Items from an interface collection:
□ □ □ □ □ □ □

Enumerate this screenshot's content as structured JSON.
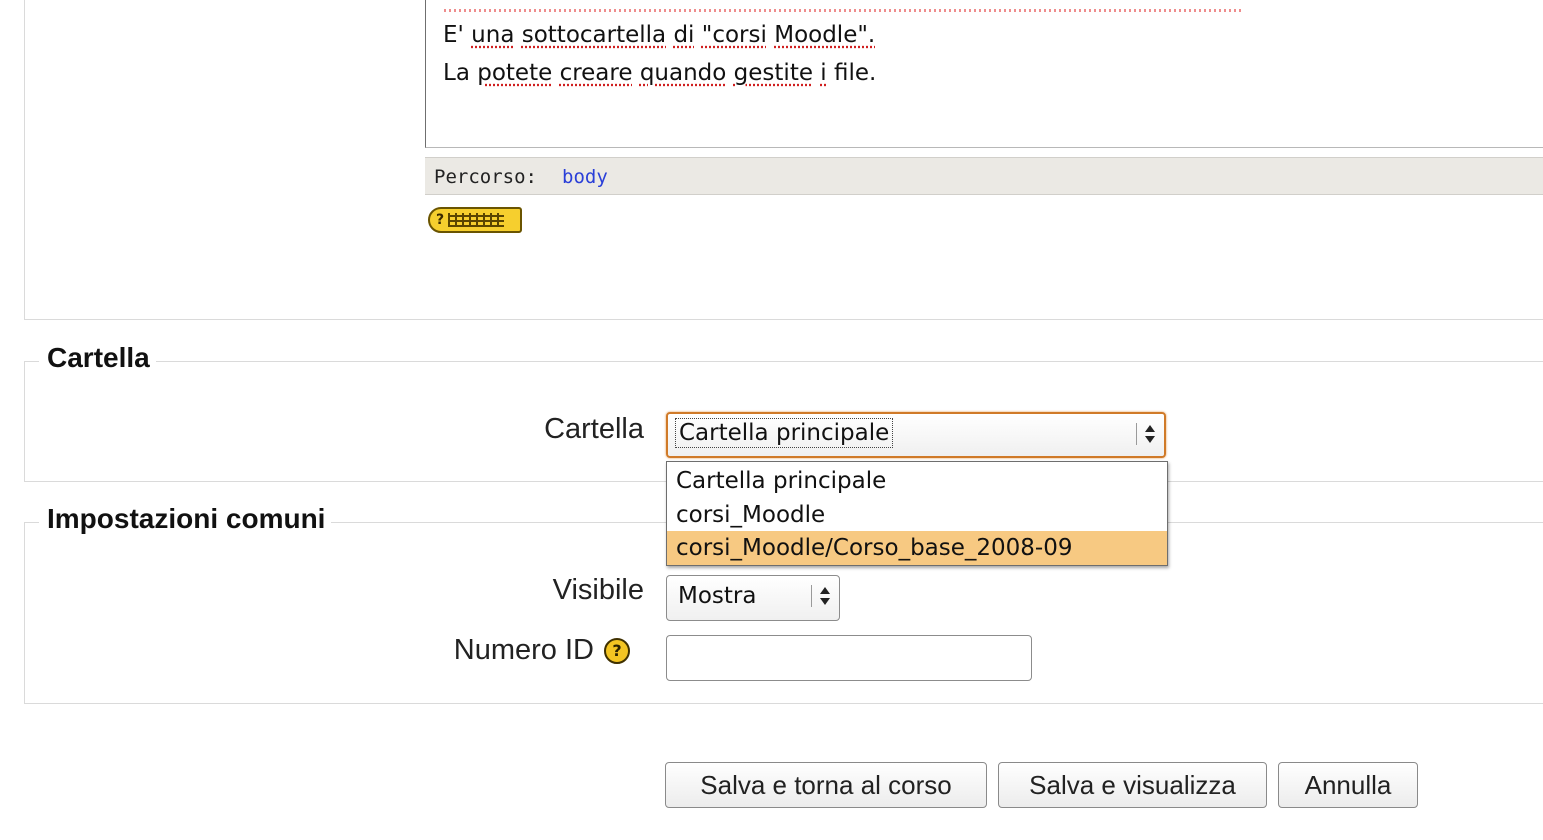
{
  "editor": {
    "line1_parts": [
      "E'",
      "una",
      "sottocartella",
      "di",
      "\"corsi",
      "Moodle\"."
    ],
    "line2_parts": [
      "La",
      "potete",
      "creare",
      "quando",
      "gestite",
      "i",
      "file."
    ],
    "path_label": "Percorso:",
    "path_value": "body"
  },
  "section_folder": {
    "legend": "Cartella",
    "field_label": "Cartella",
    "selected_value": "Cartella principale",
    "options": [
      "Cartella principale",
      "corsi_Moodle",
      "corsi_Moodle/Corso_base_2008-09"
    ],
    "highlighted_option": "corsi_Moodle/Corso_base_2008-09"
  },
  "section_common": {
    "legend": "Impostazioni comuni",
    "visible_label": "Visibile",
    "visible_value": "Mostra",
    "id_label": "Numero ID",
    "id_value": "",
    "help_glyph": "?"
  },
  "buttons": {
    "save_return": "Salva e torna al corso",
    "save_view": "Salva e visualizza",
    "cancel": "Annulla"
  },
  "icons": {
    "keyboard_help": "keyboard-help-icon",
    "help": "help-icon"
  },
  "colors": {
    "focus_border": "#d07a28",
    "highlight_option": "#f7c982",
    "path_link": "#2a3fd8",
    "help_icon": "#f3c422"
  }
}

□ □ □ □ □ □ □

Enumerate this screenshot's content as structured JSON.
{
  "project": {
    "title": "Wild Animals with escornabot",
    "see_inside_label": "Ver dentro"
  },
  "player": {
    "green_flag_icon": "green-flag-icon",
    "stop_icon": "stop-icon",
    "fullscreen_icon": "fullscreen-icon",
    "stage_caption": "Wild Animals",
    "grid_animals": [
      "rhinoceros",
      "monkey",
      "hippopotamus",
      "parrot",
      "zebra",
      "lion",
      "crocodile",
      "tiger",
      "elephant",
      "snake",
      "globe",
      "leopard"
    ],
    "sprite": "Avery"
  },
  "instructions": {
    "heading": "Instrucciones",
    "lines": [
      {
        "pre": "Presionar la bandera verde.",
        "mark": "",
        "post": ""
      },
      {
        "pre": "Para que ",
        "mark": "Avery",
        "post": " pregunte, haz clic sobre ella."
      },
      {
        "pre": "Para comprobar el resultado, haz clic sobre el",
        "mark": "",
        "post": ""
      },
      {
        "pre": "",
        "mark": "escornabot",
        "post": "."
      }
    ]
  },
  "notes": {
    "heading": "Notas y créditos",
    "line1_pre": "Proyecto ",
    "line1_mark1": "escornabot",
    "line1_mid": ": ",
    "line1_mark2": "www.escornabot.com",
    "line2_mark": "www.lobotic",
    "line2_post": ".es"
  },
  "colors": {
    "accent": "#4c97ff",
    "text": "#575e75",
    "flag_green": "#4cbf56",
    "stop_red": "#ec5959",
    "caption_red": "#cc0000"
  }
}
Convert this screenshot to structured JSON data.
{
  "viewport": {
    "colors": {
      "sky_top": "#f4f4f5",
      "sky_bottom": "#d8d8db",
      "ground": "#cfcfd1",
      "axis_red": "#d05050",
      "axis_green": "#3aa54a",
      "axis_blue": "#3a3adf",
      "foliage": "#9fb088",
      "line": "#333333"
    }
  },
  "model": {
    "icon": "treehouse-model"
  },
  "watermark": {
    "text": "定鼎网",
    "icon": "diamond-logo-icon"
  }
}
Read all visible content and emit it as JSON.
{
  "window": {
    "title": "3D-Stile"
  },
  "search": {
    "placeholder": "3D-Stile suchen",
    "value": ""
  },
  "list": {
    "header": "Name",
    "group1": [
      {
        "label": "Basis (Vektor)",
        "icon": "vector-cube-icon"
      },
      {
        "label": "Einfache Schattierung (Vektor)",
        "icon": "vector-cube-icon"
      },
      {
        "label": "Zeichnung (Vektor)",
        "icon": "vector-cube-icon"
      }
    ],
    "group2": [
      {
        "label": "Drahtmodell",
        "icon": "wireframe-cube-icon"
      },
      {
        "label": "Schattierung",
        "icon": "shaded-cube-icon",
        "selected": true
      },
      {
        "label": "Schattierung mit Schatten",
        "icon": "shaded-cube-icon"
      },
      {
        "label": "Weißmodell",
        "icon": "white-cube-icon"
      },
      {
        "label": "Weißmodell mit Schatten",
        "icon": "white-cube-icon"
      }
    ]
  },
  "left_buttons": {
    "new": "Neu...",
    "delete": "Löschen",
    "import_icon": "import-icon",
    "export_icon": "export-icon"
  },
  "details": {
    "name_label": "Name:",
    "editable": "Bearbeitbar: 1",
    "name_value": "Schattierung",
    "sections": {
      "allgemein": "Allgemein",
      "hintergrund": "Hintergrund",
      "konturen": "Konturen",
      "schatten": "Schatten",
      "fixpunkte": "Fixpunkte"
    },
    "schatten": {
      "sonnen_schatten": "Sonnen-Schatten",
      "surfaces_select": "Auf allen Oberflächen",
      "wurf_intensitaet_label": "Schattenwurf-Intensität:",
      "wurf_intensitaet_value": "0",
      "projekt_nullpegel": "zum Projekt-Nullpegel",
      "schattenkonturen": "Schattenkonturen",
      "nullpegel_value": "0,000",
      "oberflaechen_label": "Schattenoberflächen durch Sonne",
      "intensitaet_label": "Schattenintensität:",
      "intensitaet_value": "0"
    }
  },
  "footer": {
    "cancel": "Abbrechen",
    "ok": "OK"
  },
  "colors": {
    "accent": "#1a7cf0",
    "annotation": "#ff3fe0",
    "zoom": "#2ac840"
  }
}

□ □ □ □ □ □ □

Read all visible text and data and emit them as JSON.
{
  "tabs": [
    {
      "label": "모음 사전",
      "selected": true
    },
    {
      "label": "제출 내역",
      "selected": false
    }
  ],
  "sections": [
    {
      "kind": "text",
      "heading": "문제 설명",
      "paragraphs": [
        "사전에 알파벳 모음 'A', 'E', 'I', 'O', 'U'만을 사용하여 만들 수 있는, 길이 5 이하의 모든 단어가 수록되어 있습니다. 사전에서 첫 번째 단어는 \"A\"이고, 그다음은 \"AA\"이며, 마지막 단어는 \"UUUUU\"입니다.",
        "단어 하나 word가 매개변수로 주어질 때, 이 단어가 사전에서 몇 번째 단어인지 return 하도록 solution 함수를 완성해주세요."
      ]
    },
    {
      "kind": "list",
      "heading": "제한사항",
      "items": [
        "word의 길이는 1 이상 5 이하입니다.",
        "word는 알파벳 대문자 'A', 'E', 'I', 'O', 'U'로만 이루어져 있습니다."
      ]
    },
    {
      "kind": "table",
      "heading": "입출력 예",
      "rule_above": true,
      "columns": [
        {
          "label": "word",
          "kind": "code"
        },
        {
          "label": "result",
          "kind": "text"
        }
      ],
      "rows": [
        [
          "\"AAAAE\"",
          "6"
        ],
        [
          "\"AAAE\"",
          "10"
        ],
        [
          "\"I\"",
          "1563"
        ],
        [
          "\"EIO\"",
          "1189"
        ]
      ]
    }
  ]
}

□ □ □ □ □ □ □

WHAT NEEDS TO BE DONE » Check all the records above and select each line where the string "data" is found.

SOLUTION FOR THIS EXERCISE »
Convert this screenshot to structured JSON data.
Read all visible text and data and emit them as JSON.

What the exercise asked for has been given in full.